SUPPLIED MATERIAL Block Start
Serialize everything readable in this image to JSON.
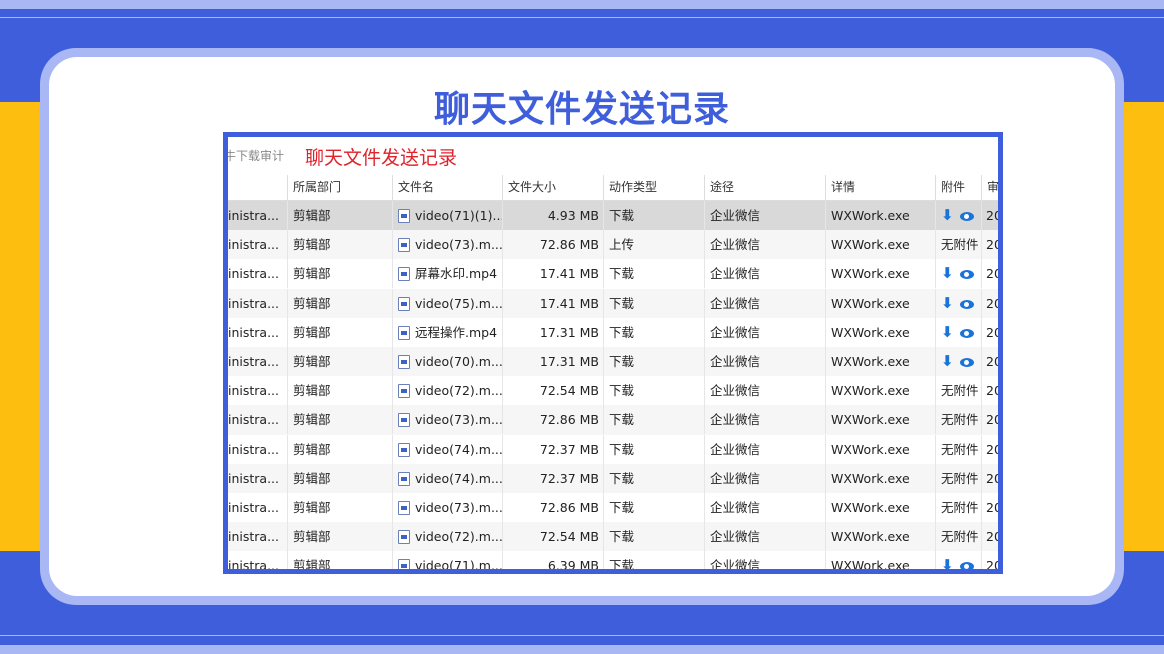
{
  "slide_title": "聊天文件发送记录",
  "app": {
    "breadcrumb": "牛下载审计",
    "annotation_label": "聊天文件发送记录"
  },
  "columns": [
    "",
    "所属部门",
    "文件名",
    "文件大小",
    "动作类型",
    "途径",
    "详情",
    "附件",
    "审"
  ],
  "rows": [
    {
      "user": "inistra...",
      "dept": "剪辑部",
      "file": "video(71)(1)....",
      "size": "4.93 MB",
      "action": "下载",
      "channel": "企业微信",
      "detail": "WXWork.exe",
      "attachment": "",
      "attachment_icons": true,
      "time": "20"
    },
    {
      "user": "inistra...",
      "dept": "剪辑部",
      "file": "video(73).m...",
      "size": "72.86 MB",
      "action": "上传",
      "channel": "企业微信",
      "detail": "WXWork.exe",
      "attachment": "无附件",
      "attachment_icons": false,
      "time": "20"
    },
    {
      "user": "inistra...",
      "dept": "剪辑部",
      "file": "屏幕水印.mp4",
      "size": "17.41 MB",
      "action": "下载",
      "channel": "企业微信",
      "detail": "WXWork.exe",
      "attachment": "",
      "attachment_icons": true,
      "time": "20"
    },
    {
      "user": "inistra...",
      "dept": "剪辑部",
      "file": "video(75).m...",
      "size": "17.41 MB",
      "action": "下载",
      "channel": "企业微信",
      "detail": "WXWork.exe",
      "attachment": "",
      "attachment_icons": true,
      "time": "20"
    },
    {
      "user": "inistra...",
      "dept": "剪辑部",
      "file": "远程操作.mp4",
      "size": "17.31 MB",
      "action": "下载",
      "channel": "企业微信",
      "detail": "WXWork.exe",
      "attachment": "",
      "attachment_icons": true,
      "time": "20"
    },
    {
      "user": "inistra...",
      "dept": "剪辑部",
      "file": "video(70).m...",
      "size": "17.31 MB",
      "action": "下载",
      "channel": "企业微信",
      "detail": "WXWork.exe",
      "attachment": "",
      "attachment_icons": true,
      "time": "20"
    },
    {
      "user": "inistra...",
      "dept": "剪辑部",
      "file": "video(72).m...",
      "size": "72.54 MB",
      "action": "下载",
      "channel": "企业微信",
      "detail": "WXWork.exe",
      "attachment": "无附件",
      "attachment_icons": false,
      "time": "20"
    },
    {
      "user": "inistra...",
      "dept": "剪辑部",
      "file": "video(73).m...",
      "size": "72.86 MB",
      "action": "下载",
      "channel": "企业微信",
      "detail": "WXWork.exe",
      "attachment": "无附件",
      "attachment_icons": false,
      "time": "20"
    },
    {
      "user": "inistra...",
      "dept": "剪辑部",
      "file": "video(74).m...",
      "size": "72.37 MB",
      "action": "下载",
      "channel": "企业微信",
      "detail": "WXWork.exe",
      "attachment": "无附件",
      "attachment_icons": false,
      "time": "20"
    },
    {
      "user": "inistra...",
      "dept": "剪辑部",
      "file": "video(74).m...",
      "size": "72.37 MB",
      "action": "下载",
      "channel": "企业微信",
      "detail": "WXWork.exe",
      "attachment": "无附件",
      "attachment_icons": false,
      "time": "20"
    },
    {
      "user": "inistra...",
      "dept": "剪辑部",
      "file": "video(73).m...",
      "size": "72.86 MB",
      "action": "下载",
      "channel": "企业微信",
      "detail": "WXWork.exe",
      "attachment": "无附件",
      "attachment_icons": false,
      "time": "20"
    },
    {
      "user": "inistra...",
      "dept": "剪辑部",
      "file": "video(72).m...",
      "size": "72.54 MB",
      "action": "下载",
      "channel": "企业微信",
      "detail": "WXWork.exe",
      "attachment": "无附件",
      "attachment_icons": false,
      "time": "20"
    },
    {
      "user": "inistra...",
      "dept": "剪辑部",
      "file": "video(71).m...",
      "size": "6.39 MB",
      "action": "下载",
      "channel": "企业微信",
      "detail": "WXWork.exe",
      "attachment": "",
      "attachment_icons": true,
      "time": "20"
    }
  ],
  "icons": {
    "download": "download-icon",
    "preview": "eye-icon",
    "file": "video-file-icon"
  },
  "colors": {
    "accent": "#3f5edb",
    "band": "#a9b8f4",
    "yellow": "#fdbe10",
    "red": "#e0222a",
    "icon_blue": "#1a73d9",
    "selected_row": "#d9d9d9"
  }
}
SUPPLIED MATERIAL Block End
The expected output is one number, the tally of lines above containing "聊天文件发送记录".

2